AIM OF THE EXERCISE. Which lines in the data below contain the string "icon"? Show each one.

START PROVIDED RECORDS

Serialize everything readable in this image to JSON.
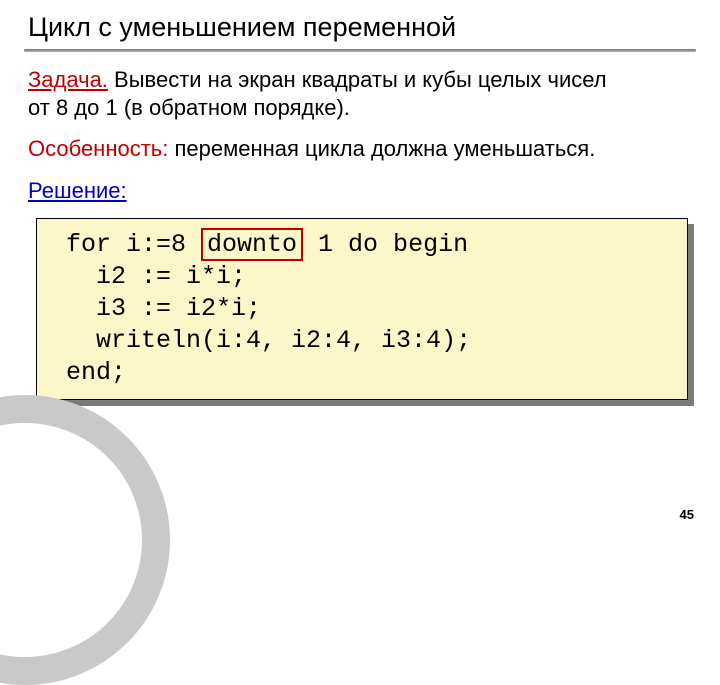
{
  "title": "Цикл с уменьшением переменной",
  "task": {
    "label": "Задача.",
    "text_a": " Вывести на экран квадраты и кубы целых чисел",
    "text_b": "от 8 до 1 (в обратном порядке)."
  },
  "feature": {
    "label": "Особенность:",
    "text": " переменная цикла должна уменьшаться."
  },
  "solution": {
    "label": "Решение:"
  },
  "code": {
    "l1a": " for i:=8 ",
    "kw": "downto",
    "l1b": " 1 do begin",
    "l2": "   i2 := i*i;",
    "l3": "   i3 := i2*i;",
    "l4": "   writeln(i:4, i2:4, i3:4);",
    "l5": " end;"
  },
  "page_number": "45"
}
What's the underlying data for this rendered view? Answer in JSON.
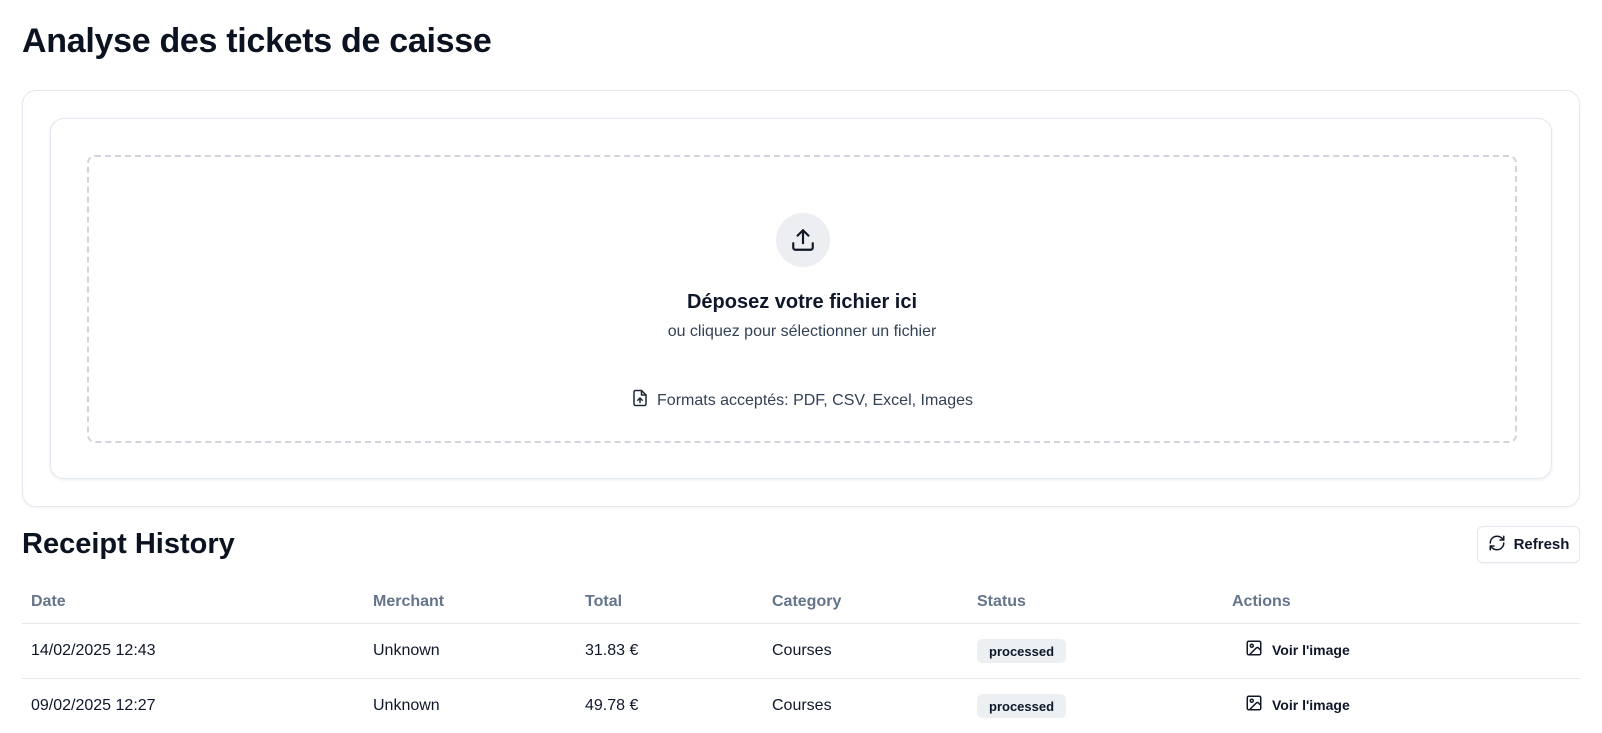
{
  "page": {
    "title": "Analyse des tickets de caisse"
  },
  "upload": {
    "title": "Déposez votre fichier ici",
    "subtitle": "ou cliquez pour sélectionner un fichier",
    "formats": "Formats acceptés: PDF, CSV, Excel, Images",
    "icon": "upload-icon",
    "formats_icon": "file-upload-icon"
  },
  "history": {
    "title": "Receipt History",
    "refresh_label": "Refresh",
    "refresh_icon": "refresh-icon",
    "columns": [
      "Date",
      "Merchant",
      "Total",
      "Category",
      "Status",
      "Actions"
    ],
    "rows": [
      {
        "date": "14/02/2025 12:43",
        "merchant": "Unknown",
        "total": "31.83 €",
        "category": "Courses",
        "status": "processed",
        "action": "Voir l'image"
      },
      {
        "date": "09/02/2025 12:27",
        "merchant": "Unknown",
        "total": "49.78 €",
        "category": "Courses",
        "status": "processed",
        "action": "Voir l'image"
      }
    ],
    "action_icon": "image-icon"
  }
}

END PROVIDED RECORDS

OUTPUT BELOW.
    "icon": "upload-icon",
    "formats_icon": "file-upload-icon"
    "refresh_icon": "refresh-icon",
    "action_icon": "image-icon"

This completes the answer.